The Constitutional Court has previously outlawed this particular clause 10 after the late police constable Mokalekale Khetheng’s father, Thabo Khetheng, petitioned the court to declare it unconstitutional saying self-serving agreements between politicians could not outstrip the constitution. PC Khetheng was killed by fellow police officers on 26 March 2016.
But Messrs Metsing and Mochoboroane petitioned the same court on 25 February 2020 to rescind its 22 November 2018 judgement outlawing Clause 10.
They now want the court to postpone that application to give the new government an opportunity to order Adv Motinyane to stop their trial in line with a recent directive by SADC to ex-Prime Minister Thabane.

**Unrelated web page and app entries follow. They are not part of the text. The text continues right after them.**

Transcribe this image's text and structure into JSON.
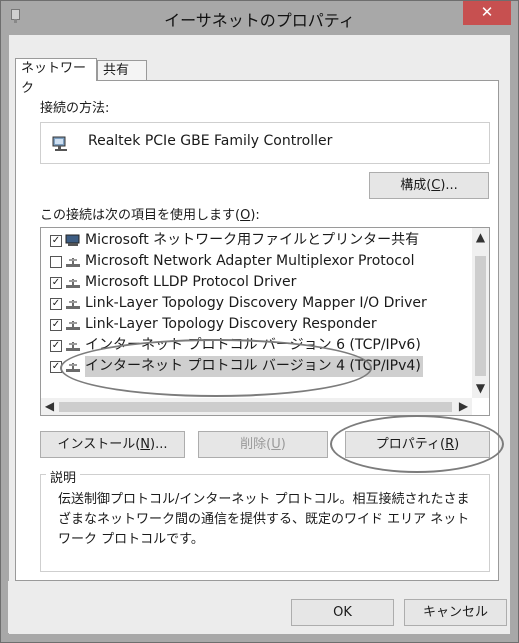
{
  "window": {
    "title": "イーサネットのプロパティ",
    "close_glyph": "✕"
  },
  "tabs": [
    {
      "label": "ネットワーク"
    },
    {
      "label": "共有"
    }
  ],
  "connect_using": {
    "label": "接続の方法:",
    "adapter": "Realtek PCIe GBE Family Controller"
  },
  "configure_button": {
    "label": "構成(",
    "accel": "C",
    "suffix": ")..."
  },
  "items_label": {
    "text": "この接続は次の項目を使用します(",
    "accel": "O",
    "suffix": "):"
  },
  "items": [
    {
      "label": "Microsoft ネットワーク用ファイルとプリンター共有",
      "checked": true,
      "icon": "share-icon"
    },
    {
      "label": "Microsoft Network Adapter Multiplexor Protocol",
      "checked": false,
      "icon": "protocol-icon"
    },
    {
      "label": "Microsoft LLDP Protocol Driver",
      "checked": true,
      "icon": "protocol-icon"
    },
    {
      "label": "Link-Layer Topology Discovery Mapper I/O Driver",
      "checked": true,
      "icon": "protocol-icon"
    },
    {
      "label": "Link-Layer Topology Discovery Responder",
      "checked": true,
      "icon": "protocol-icon"
    },
    {
      "label": "インターネット プロトコル バージョン 6 (TCP/IPv6)",
      "checked": true,
      "icon": "protocol-icon"
    },
    {
      "label": "インターネット プロトコル バージョン 4 (TCP/IPv4)",
      "checked": true,
      "icon": "protocol-icon",
      "selected": true
    }
  ],
  "buttons": {
    "install": {
      "label": "インストール(",
      "accel": "N",
      "suffix": ")..."
    },
    "remove": {
      "label": "削除(",
      "accel": "U",
      "suffix": ")"
    },
    "properties": {
      "label": "プロパティ(",
      "accel": "R",
      "suffix": ")"
    },
    "ok": {
      "label": "OK"
    },
    "cancel": {
      "label": "キャンセル"
    }
  },
  "description": {
    "title": "説明",
    "text": "伝送制御プロトコル/インターネット プロトコル。相互接続されたさまざまなネットワーク間の通信を提供する、既定のワイド エリア ネットワーク プロトコルです。"
  },
  "colors": {
    "titlebar": "#a8a8a8",
    "close": "#c75050",
    "selection": "#cfcfcf",
    "annotation": "#7c7c7c"
  }
}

Retired South African Judge Dikgang Moseneke, who leads SADC’s facilitation in Lesotho on behalf of South African President Cyril Ramaphosa, wrote to Mr Thabane in March 2020 informing him that the trial should be stopped in line with the 2018 agreement to defer criminal trials until after the implementation of the multi-sector reforms.
In his court papers filed for the postponement of their constitutional case, Mr Mochoboroane says the government wants to consult before making a final decision on whether or not the treason trial must proceed. He argues that this does not interfere with the DPP’s independence as she is only a lawyer acting on behalf of the state and as such the state has a right to give her fresh instructions pertaining to any case.
He further argues that Lesotho has an obligation to implement SADC-brokered agreements like the 2018 government-opposition agreement to stop all trials of politicians. He says “Lesotho cannot invoke its own municipal law to avoid its international obligations”.
But in her opposing papers, DPP Motinyane insists that the trail should go ahead without further delay. She insists that the judiciary is independent of the executive. Her office is also independent from the executive in the discharge of its functions. It is therefore “unacceptable” for Messrs Metsing and Mochoboroane or the executive to interfere with the decision to charge the duo.
She states the delaying tactics employed by the duo and other suspects in other cases have resulted in Justice Lebotse’s decision to quit.
Justice Lebotse was recruited by the government last year alongside his countryman Justice Onkemetse Tshosa and Zimbabwean Justice Charles Hungwe to try some of the cases of the high-profile suspects.
Among others, Justice Lebotse was assigned the case of former Defence and National Security Minister Tšeliso Mokhosi and others who are accused of the March 2016 murder of Police Constable Mokalekale Khetheng.
He was also assigned to try Lt-Gen Kamoli’s bodyguards over the May 2014 murder of Lisebo Tang as well as that of 10 soldiers who are accused of murdering three civilians in Maseru on 16 May 2017.
Justice Lebotse has previously expressed frustration over the behavior of the accused soldiers and their lawyers. At one point in March 2020, he even summoned prominent lawyers such as Advocate Motiea Teele, Napo Mafaesa and Attorney Qhalehang Letsika and warned them that he would have them jailed for disrespecting the court through their no-show proceedings.
His resignation is a clear setback for ensuring the delivery of justice. Many suspects, particularly the soldiers, have routinely sought delays of their trials in the hope that a change of government would enable them to escape justice. However, it is unlikely that the new Moeketsi Majoro government would grant them any such leeway as the ABC was on the receiving end of their atrocities.